EXERCISE GOAL
Which lines in the listing below contain "username"? Copy each of them.

INPUT

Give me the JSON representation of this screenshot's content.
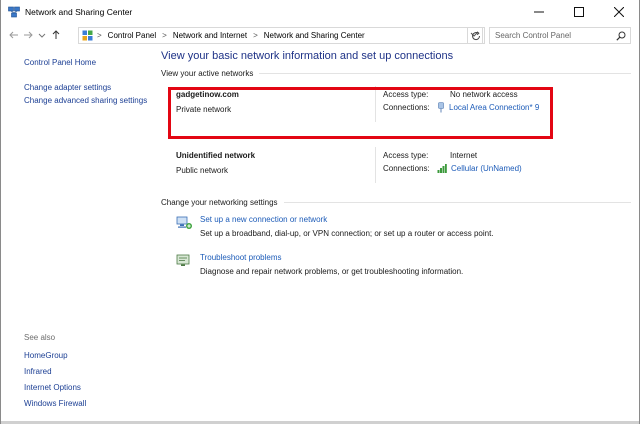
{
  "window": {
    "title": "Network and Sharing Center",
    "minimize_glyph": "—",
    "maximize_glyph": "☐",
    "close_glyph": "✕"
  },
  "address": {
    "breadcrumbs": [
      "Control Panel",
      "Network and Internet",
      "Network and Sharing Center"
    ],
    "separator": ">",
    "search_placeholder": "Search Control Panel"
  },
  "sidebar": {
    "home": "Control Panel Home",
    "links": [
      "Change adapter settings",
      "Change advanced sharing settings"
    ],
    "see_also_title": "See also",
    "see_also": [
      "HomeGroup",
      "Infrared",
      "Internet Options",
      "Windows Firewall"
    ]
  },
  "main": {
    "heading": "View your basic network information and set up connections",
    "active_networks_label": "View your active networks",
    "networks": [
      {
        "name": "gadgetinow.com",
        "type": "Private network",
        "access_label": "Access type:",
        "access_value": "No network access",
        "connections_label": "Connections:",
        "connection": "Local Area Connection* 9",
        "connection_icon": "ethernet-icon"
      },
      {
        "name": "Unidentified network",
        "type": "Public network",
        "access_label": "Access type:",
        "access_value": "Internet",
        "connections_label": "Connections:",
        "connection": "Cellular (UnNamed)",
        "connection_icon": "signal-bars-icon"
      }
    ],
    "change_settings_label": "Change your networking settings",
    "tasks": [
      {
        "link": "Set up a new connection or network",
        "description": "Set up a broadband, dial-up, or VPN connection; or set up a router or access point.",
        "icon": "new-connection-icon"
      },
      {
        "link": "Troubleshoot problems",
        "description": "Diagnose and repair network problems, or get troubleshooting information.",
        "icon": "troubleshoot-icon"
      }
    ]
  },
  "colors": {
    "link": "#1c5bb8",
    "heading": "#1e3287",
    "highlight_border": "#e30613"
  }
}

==

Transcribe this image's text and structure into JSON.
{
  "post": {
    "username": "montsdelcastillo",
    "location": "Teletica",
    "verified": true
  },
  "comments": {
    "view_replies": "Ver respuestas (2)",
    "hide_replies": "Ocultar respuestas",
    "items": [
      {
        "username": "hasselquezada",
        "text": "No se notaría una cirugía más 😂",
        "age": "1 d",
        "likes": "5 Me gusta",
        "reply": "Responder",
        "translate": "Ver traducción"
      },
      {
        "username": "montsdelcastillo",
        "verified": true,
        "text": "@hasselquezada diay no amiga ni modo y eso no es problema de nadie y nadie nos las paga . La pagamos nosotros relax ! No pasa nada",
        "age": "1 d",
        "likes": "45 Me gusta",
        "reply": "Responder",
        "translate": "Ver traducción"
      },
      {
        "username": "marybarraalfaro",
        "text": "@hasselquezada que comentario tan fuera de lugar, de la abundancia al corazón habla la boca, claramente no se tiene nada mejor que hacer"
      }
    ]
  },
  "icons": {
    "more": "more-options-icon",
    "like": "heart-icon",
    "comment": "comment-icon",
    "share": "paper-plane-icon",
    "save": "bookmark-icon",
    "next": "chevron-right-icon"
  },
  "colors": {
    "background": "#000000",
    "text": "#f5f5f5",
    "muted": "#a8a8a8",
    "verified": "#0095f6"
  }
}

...

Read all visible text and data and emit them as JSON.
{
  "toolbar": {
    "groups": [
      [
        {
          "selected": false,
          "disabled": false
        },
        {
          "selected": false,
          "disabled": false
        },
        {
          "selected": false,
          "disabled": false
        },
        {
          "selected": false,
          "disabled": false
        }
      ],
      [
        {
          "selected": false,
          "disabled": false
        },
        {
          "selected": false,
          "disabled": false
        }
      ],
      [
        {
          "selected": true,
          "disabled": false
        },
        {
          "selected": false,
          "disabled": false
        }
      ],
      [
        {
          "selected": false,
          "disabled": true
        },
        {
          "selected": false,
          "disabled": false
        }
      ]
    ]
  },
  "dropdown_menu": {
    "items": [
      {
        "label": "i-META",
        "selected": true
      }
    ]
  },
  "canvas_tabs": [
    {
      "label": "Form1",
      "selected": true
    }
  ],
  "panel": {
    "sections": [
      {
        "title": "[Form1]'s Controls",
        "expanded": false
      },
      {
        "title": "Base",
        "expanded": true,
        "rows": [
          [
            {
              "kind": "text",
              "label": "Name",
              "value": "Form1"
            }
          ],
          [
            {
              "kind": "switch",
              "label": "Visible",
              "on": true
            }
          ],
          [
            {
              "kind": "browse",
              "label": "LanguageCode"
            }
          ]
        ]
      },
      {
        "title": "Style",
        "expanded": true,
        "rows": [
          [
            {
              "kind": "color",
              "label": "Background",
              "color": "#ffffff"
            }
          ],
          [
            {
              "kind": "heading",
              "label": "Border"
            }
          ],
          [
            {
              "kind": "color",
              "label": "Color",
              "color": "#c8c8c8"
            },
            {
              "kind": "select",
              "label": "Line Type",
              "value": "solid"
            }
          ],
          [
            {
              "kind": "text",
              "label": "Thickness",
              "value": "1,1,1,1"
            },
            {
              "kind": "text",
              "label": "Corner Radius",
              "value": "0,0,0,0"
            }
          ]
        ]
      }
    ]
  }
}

RESPONSE TO THIS EXERCISE
    "username": "montsdelcastillo",
        "username": "hasselquezada",
        "username": "montsdelcastillo",
        "username": "marybarraalfaro",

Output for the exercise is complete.